(Dataset rows for apps and sites)
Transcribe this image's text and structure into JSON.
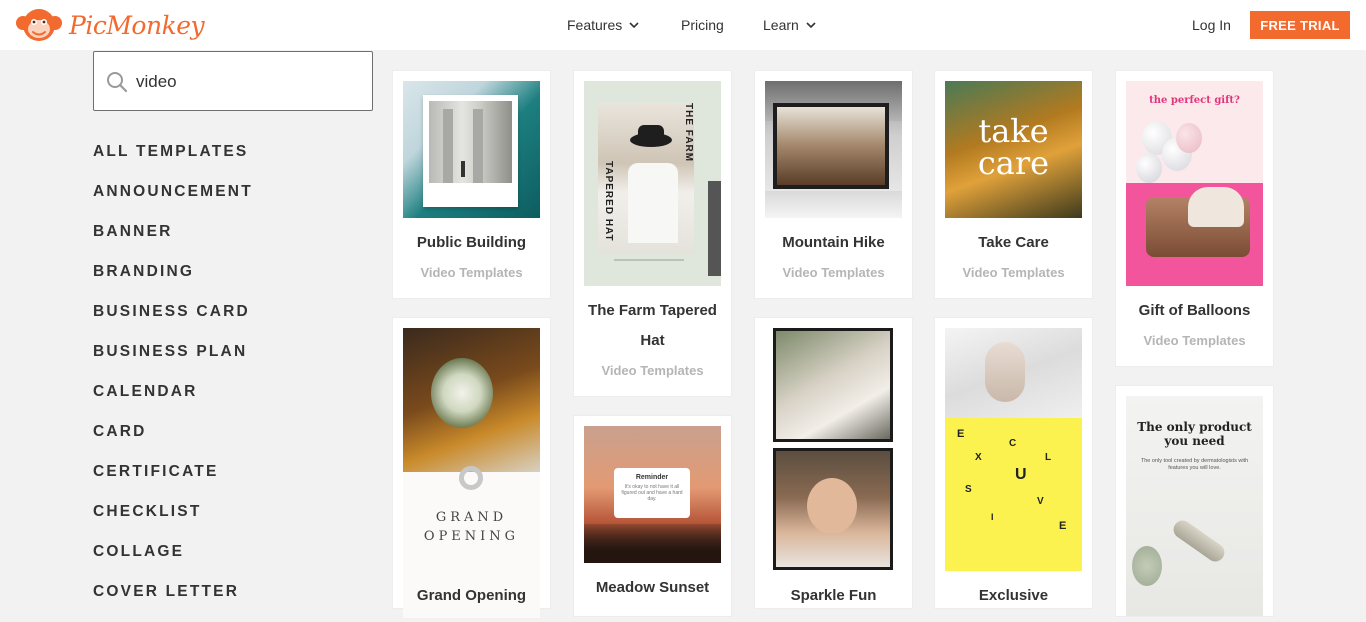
{
  "header": {
    "logo_text": "PicMonkey",
    "nav": [
      {
        "label": "Features"
      },
      {
        "label": "Pricing"
      },
      {
        "label": "Learn"
      }
    ],
    "login_label": "Log In",
    "trial_label": "FREE TRIAL",
    "brand_color": "#f26a2e"
  },
  "sidebar": {
    "search_value": "video",
    "categories": [
      "ALL TEMPLATES",
      "ANNOUNCEMENT",
      "BANNER",
      "BRANDING",
      "BUSINESS CARD",
      "BUSINESS PLAN",
      "CALENDAR",
      "CARD",
      "CERTIFICATE",
      "CHECKLIST",
      "COLLAGE",
      "COVER LETTER"
    ]
  },
  "cards": {
    "public_building": {
      "title": "Public Building",
      "sub": "Video Templates"
    },
    "farm_hat": {
      "title": "The Farm Tapered Hat",
      "sub": "Video Templates",
      "art_top": "THE FARM",
      "art_side": "TAPERED HAT"
    },
    "mountain_hike": {
      "title": "Mountain Hike",
      "sub": "Video Templates"
    },
    "take_care": {
      "title": "Take Care",
      "sub": "Video Templates",
      "art_line1": "take",
      "art_line2": "care"
    },
    "gift_balloons": {
      "title": "Gift of Balloons",
      "sub": "Video Templates",
      "art_heading": "the perfect gift?"
    },
    "grand_opening": {
      "title": "Grand Opening",
      "art_line1": "GRAND",
      "art_line2": "OPENING"
    },
    "meadow_sunset": {
      "title": "Meadow Sunset",
      "art_heading": "Reminder",
      "art_body": "It's okay to not have it all figured out and have a hard day."
    },
    "sparkle_fun": {
      "title": "Sparkle Fun"
    },
    "exclusive": {
      "title": "Exclusive",
      "art_letters": [
        "E",
        "X",
        "C",
        "L",
        "U",
        "S",
        "I",
        "V",
        "E"
      ]
    },
    "product": {
      "art_heading": "The only product you need",
      "art_body": "The only tool created by dermatologists with features you will love."
    }
  }
}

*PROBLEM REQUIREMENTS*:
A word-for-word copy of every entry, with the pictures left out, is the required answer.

*FINAL ANSWER*:
Transcribe this image's text and structure into JSON.
{
  "header": {
    "logo_text": "PicMonkey",
    "nav": [
      {
        "label": "Features"
      },
      {
        "label": "Pricing"
      },
      {
        "label": "Learn"
      }
    ],
    "login_label": "Log In",
    "trial_label": "FREE TRIAL",
    "brand_color": "#f26a2e"
  },
  "sidebar": {
    "search_value": "video",
    "categories": [
      "ALL TEMPLATES",
      "ANNOUNCEMENT",
      "BANNER",
      "BRANDING",
      "BUSINESS CARD",
      "BUSINESS PLAN",
      "CALENDAR",
      "CARD",
      "CERTIFICATE",
      "CHECKLIST",
      "COLLAGE",
      "COVER LETTER"
    ]
  },
  "cards": {
    "public_building": {
      "title": "Public Building",
      "sub": "Video Templates"
    },
    "farm_hat": {
      "title": "The Farm Tapered Hat",
      "sub": "Video Templates",
      "art_top": "THE FARM",
      "art_side": "TAPERED HAT"
    },
    "mountain_hike": {
      "title": "Mountain Hike",
      "sub": "Video Templates"
    },
    "take_care": {
      "title": "Take Care",
      "sub": "Video Templates",
      "art_line1": "take",
      "art_line2": "care"
    },
    "gift_balloons": {
      "title": "Gift of Balloons",
      "sub": "Video Templates",
      "art_heading": "the perfect gift?"
    },
    "grand_opening": {
      "title": "Grand Opening",
      "art_line1": "GRAND",
      "art_line2": "OPENING"
    },
    "meadow_sunset": {
      "title": "Meadow Sunset",
      "art_heading": "Reminder",
      "art_body": "It's okay to not have it all figured out and have a hard day."
    },
    "sparkle_fun": {
      "title": "Sparkle Fun"
    },
    "exclusive": {
      "title": "Exclusive",
      "art_letters": [
        "E",
        "X",
        "C",
        "L",
        "U",
        "S",
        "I",
        "V",
        "E"
      ]
    },
    "product": {
      "art_heading": "The only product you need",
      "art_body": "The only tool created by dermatologists with features you will love."
    }
  }
}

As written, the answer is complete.